  • Curl up with a good book every month

    This month marks the first anniversary for a monthly book discussion group in Peabody. “The only thing better than reading a really good book — or even a really bad one — is sharing it with others,” group member Linda Wetta said. “A year ago, after occasional impromptu conversations with local readers, Sarah Kallansrud, Sharon Schmill, and Faie Frederickson started the monthly book club in Peabody.”

  • Card shower to mark Garrard birthday

    The family of John Garrard requests a card shower for his 80th birthday March 10. Those who wish to send Garrard a birthday greeting may do so by sending a card to John Garrard c/o St. Luke Living Center, 535 S. Freeborn St., Marion KS 66861.

  • Senior menu

  • BURNS:

    Friends gather for Rigg's birthday

    10, 25, 50, 100, 125 years ago

    Snellings celebrate son's birthday



  • Calendar of events

  • Cemetery board to meet

    Prairie Lawn Cemetery board of directors will meet at 7:30 p.m. March 17 in the council room at Peabody city building. Board meetings are open to the public.

  • Red Cross at Eastmoor March 17

    March is Red Cross month, and Red Cross will be receiving donations from 2:15 to 6 p.m. March 17 at Eastmoor United Methodist Church in Marion. Appointments may be made by calling 1-800-RED CROSS, visiting redcrossblood.org

  • Senior Citizens of Marion County to meet March 18

    Mill levy requests top the agenda for a Senior Citizens of Marion County meeting at 9:30 a.m. March 18 at Peabody Senior Center. Peabody seniors will be serving lunch and need reservations by March 16. Reservations may be made by calling Ruth Lott at (620) 983-2226.

  • Tree grants available

    Landowners, who have property adjacent to Marion Reservoir and in the Upper Cottonwood River watershed, can apply for financial assistance from the United States Department of Agriculture to improve water quality and wildlife habitat and plant trees on those acres. Eligible landowners can receive a cost share of up to 90 percent. Primary resource concerns are water quality degradation from soil erosion and the health and condition of trees in woodlands and forests.

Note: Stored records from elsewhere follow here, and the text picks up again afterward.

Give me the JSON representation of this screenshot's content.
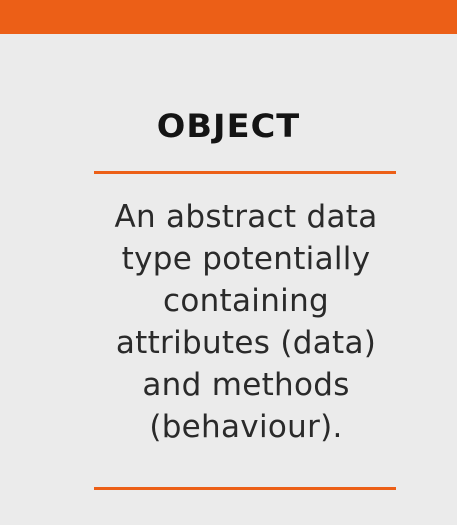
{
  "slide": {
    "title": "OBJECT",
    "definition_lines": [
      "An abstract data",
      "type potentially",
      "containing",
      "attributes (data)",
      "and methods",
      "(behaviour)."
    ]
  },
  "colors": {
    "accent": "#ec5f17",
    "background": "#ebebeb",
    "title_text": "#141414",
    "body_text": "#2a2a2a"
  }
}
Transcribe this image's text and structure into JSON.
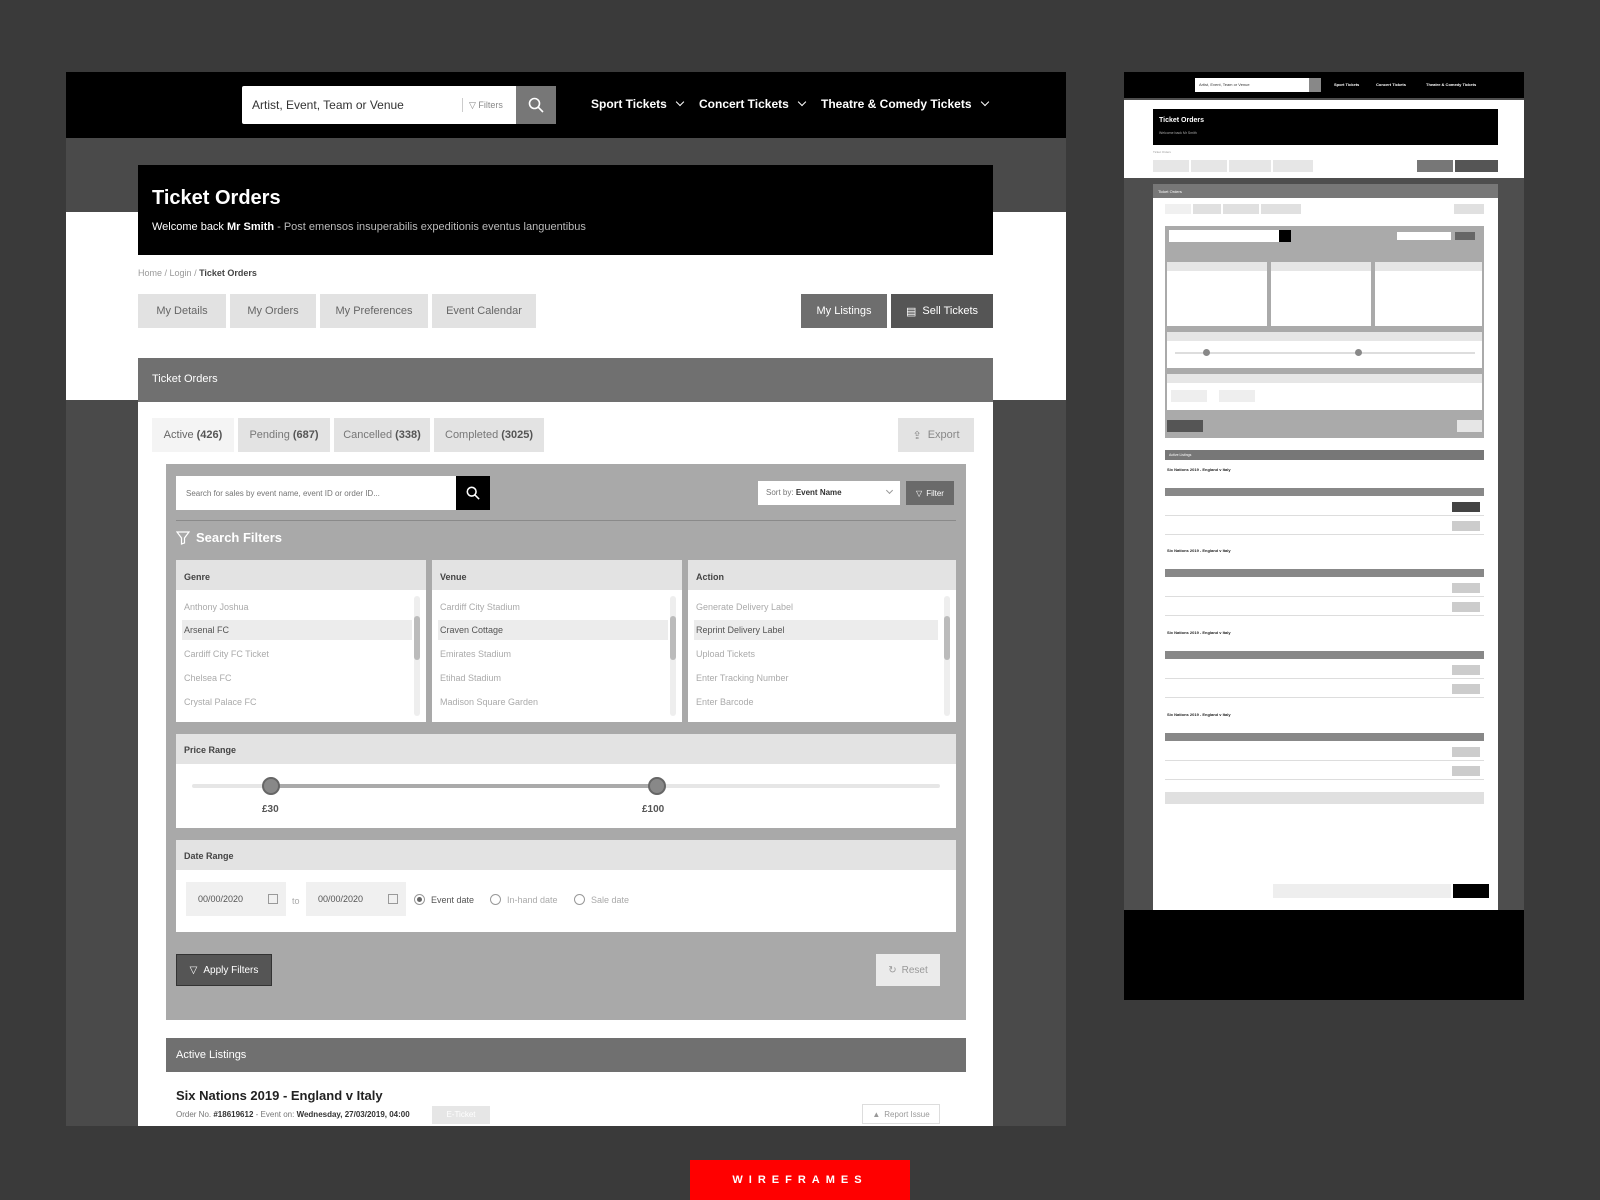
{
  "header": {
    "search_placeholder": "Artist, Event, Team or Venue",
    "filters_label": "Filters",
    "nav": [
      "Sport Tickets",
      "Concert Tickets",
      "Theatre & Comedy Tickets"
    ]
  },
  "hero": {
    "title": "Ticket Orders",
    "welcome": "Welcome back",
    "user": "Mr Smith",
    "tagline": "- Post emensos insuperabilis expeditionis eventus languentibus"
  },
  "breadcrumb": {
    "home": "Home",
    "sep1": " / ",
    "login": "Login",
    "sep2": " / ",
    "current": "Ticket Orders"
  },
  "page_tabs": [
    "My Details",
    "My Orders",
    "My Preferences",
    "Event Calendar"
  ],
  "page_actions": {
    "listings": "My Listings",
    "sell": "Sell Tickets"
  },
  "card": {
    "title": "Ticket Orders",
    "order_tabs": [
      {
        "label": "Active",
        "count": "(426)"
      },
      {
        "label": "Pending",
        "count": "(687)"
      },
      {
        "label": "Cancelled",
        "count": "(338)"
      },
      {
        "label": "Completed",
        "count": "(3025)"
      }
    ],
    "export": "Export"
  },
  "filters": {
    "search_placeholder": "Search for sales by event name, event ID or order ID...",
    "sort_label": "Sort by:",
    "sort_value": "Event Name",
    "filter_btn": "Filter",
    "title": "Search Filters",
    "genre": {
      "header": "Genre",
      "items": [
        "Anthony Joshua",
        "Arsenal FC",
        "Cardiff City FC Ticket",
        "Chelsea FC",
        "Crystal Palace FC"
      ],
      "selected": 1
    },
    "venue": {
      "header": "Venue",
      "items": [
        "Cardiff City Stadium",
        "Craven Cottage",
        "Emirates Stadium",
        "Etihad Stadium",
        "Madison Square Garden"
      ],
      "selected": 1
    },
    "action": {
      "header": "Action",
      "items": [
        "Generate Delivery Label",
        "Reprint Delivery Label",
        "Upload Tickets",
        "Enter Tracking Number",
        "Enter Barcode"
      ],
      "selected": 1
    },
    "price": {
      "header": "Price Range",
      "min": "£30",
      "max": "£100"
    },
    "date": {
      "header": "Date Range",
      "from": "00/00/2020",
      "to_label": "to",
      "to": "00/00/2020",
      "options": [
        "Event date",
        "In-hand date",
        "Sale date"
      ],
      "selected": 0
    },
    "apply": "Apply Filters",
    "reset": "Reset"
  },
  "listings": {
    "header": "Active Listings",
    "event_title": "Six Nations 2019 - England v Italy",
    "order_label": "Order No.",
    "order_no": "#18619612",
    "event_on_label": "- Event on:",
    "event_on": "Wednesday, 27/03/2019, 04:00",
    "eticket": "E-Ticket",
    "report": "Report Issue"
  },
  "badge": "WIREFRAMES",
  "colors": {
    "accent": "#ff0000",
    "header_bg": "#000000",
    "panel_bg": "#a9a9a9"
  }
}
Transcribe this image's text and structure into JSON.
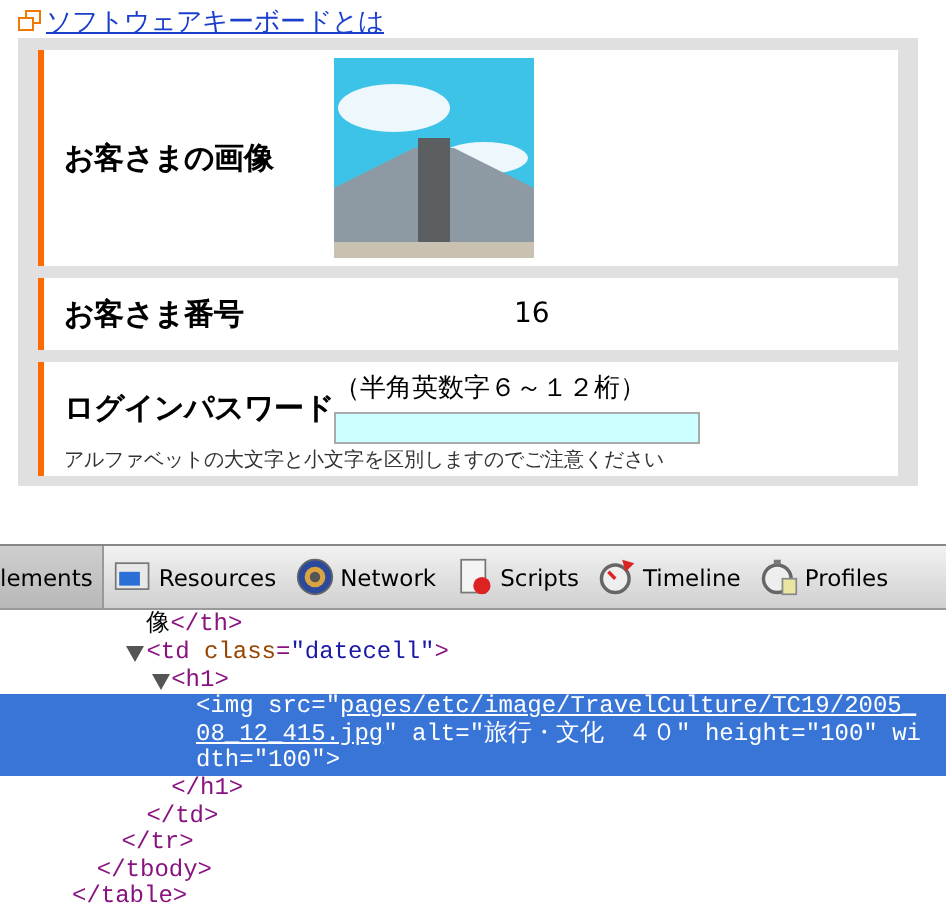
{
  "link": {
    "text": "ソフトウェアキーボードとは"
  },
  "rows": [
    {
      "kind": "image",
      "label": "お客さまの画像"
    },
    {
      "kind": "text",
      "label": "お客さま番号",
      "value": "16"
    },
    {
      "kind": "password",
      "label": "ログインパスワード",
      "hint": "（半角英数字６～１２桁）",
      "note": "アルファベットの大文字と小文字を区別しますのでご注意ください"
    }
  ],
  "devtools": {
    "tabs": [
      {
        "kind": "elements",
        "label": "lements",
        "selected": true
      },
      {
        "kind": "resources",
        "label": "Resources",
        "selected": false
      },
      {
        "kind": "network",
        "label": "Network",
        "selected": false
      },
      {
        "kind": "scripts",
        "label": "Scripts",
        "selected": false
      },
      {
        "kind": "timeline",
        "label": "Timeline",
        "selected": false
      },
      {
        "kind": "profiles",
        "label": "Profiles",
        "selected": false
      }
    ],
    "tree": [
      {
        "close": [
          {
            "kind": "tag",
            "text": "</table>"
          }
        ],
        "children": [
          {
            "close": [
              {
                "kind": "tag",
                "text": "</tbody>"
              }
            ],
            "children": [
              {
                "close": [
                  {
                    "kind": "tag",
                    "text": "</tr>"
                  }
                ],
                "children": [
                  {
                    "open": [
                      {
                        "kind": "text",
                        "text": "像"
                      },
                      {
                        "kind": "tag",
                        "text": "</th>"
                      }
                    ]
                  },
                  {
                    "expanded": true,
                    "open": [
                      {
                        "kind": "tag",
                        "text": "<td"
                      },
                      {
                        "kind": "attr",
                        "text": " class"
                      },
                      {
                        "kind": "tag",
                        "text": "="
                      },
                      {
                        "kind": "value",
                        "text": "\"datecell\""
                      },
                      {
                        "kind": "tag",
                        "text": ">"
                      }
                    ],
                    "close": [
                      {
                        "kind": "tag",
                        "text": "</td>"
                      }
                    ],
                    "children": [
                      {
                        "expanded": true,
                        "open": [
                          {
                            "kind": "tag",
                            "text": "<h1>"
                          }
                        ],
                        "close": [
                          {
                            "kind": "tag",
                            "text": "</h1>"
                          }
                        ],
                        "children": [
                          {
                            "selected": true,
                            "open": [
                              {
                                "kind": "tag",
                                "text": "<img"
                              },
                              {
                                "kind": "attr",
                                "text": " src"
                              },
                              {
                                "kind": "tag",
                                "text": "="
                              },
                              {
                                "kind": "value",
                                "text": "\""
                              },
                              {
                                "kind": "link",
                                "text": "pages/etc/image/TravelCulture/TC19/2005_08_12_415.jpg"
                              },
                              {
                                "kind": "value",
                                "text": "\""
                              },
                              {
                                "kind": "attr",
                                "text": " alt"
                              },
                              {
                                "kind": "tag",
                                "text": "="
                              },
                              {
                                "kind": "value",
                                "text": "\"旅行・文化　４０\""
                              },
                              {
                                "kind": "attr",
                                "text": " height"
                              },
                              {
                                "kind": "tag",
                                "text": "="
                              },
                              {
                                "kind": "value",
                                "text": "\"100\""
                              },
                              {
                                "kind": "attr",
                                "text": " width"
                              },
                              {
                                "kind": "tag",
                                "text": "="
                              },
                              {
                                "kind": "value",
                                "text": "\"100\""
                              },
                              {
                                "kind": "tag",
                                "text": ">"
                              }
                            ]
                          }
                        ]
                      }
                    ]
                  }
                ]
              }
            ]
          }
        ]
      }
    ]
  }
}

If a resource concern is identified, forestland, cropland, and grassland all have the potential to qualify for the funding.

  • Dr. Seuss, a movie, and a makeover at the library

    Marion City Library will offer a trio of events for children during spring break. An animated movie about an Apatosaurus named “Arlo,” who makes an unlikely human friend in the world of dinosaurs, will screen at 2:30 p.m. March 16 in the Santa Fe Room.

  • Cajun-inspired cooking class scheduled

    Chef Rob Scott will be offering a Cajun-inspired cooking class from 6 to 8 p.m. March 21 in the Hillsboro Middle and High School teachers workroom. Deadline to sign up is March 16. The cost is $20, and class size is limited to 15.

  • Smart driver course offered March 21-22

    Drivers may qualify for reduced car insurance rates by completing a smart driver safety course from 1 p.m. to 5 p.m. March 21 and 22 at Burns Community Center. The class, which will be taught by Richard and Marilyn Riemer, is for all licensed drivers and will meet for two four-hour classes. No actual driving will be required for the course.

  • Water aerobics classes offered at aquatic center

    Water aerobics classes, taught by Karen Williams, have begun at Marion Sports and Aquatic Center. Classes are offered 6 to 7 p.m. Monday thru Thursday and cost is $5. All fitness levels are welcome to attend.

  • Public invited to garden program

    Denise Fetrow of Cedar Point will present a garden program at 2 p.m. March 13 at the Florence Public Library. Fetrow, who has been a master gardner since 2010, will talk about a planting calendar for vegetables and share what flowers can be planted in the Kansas climate.

  • Phil Keaggy to perform

    Guitarist and singer-songwriter Phil Keaggy will take the stage at 7:30 p.m. March 19 at McPherson Opera House. Singer-songwriter Ashley Cleveland will open the show. Tickets are $25, $30, and $35, student tickets are $10, and are available by visiting www.mcphersonoperahouse.org, calling (620) 241-1952.


Email: | Also visit: Marion County Record and Hillsboro Star-Journal | © 2018 Hoch Publishing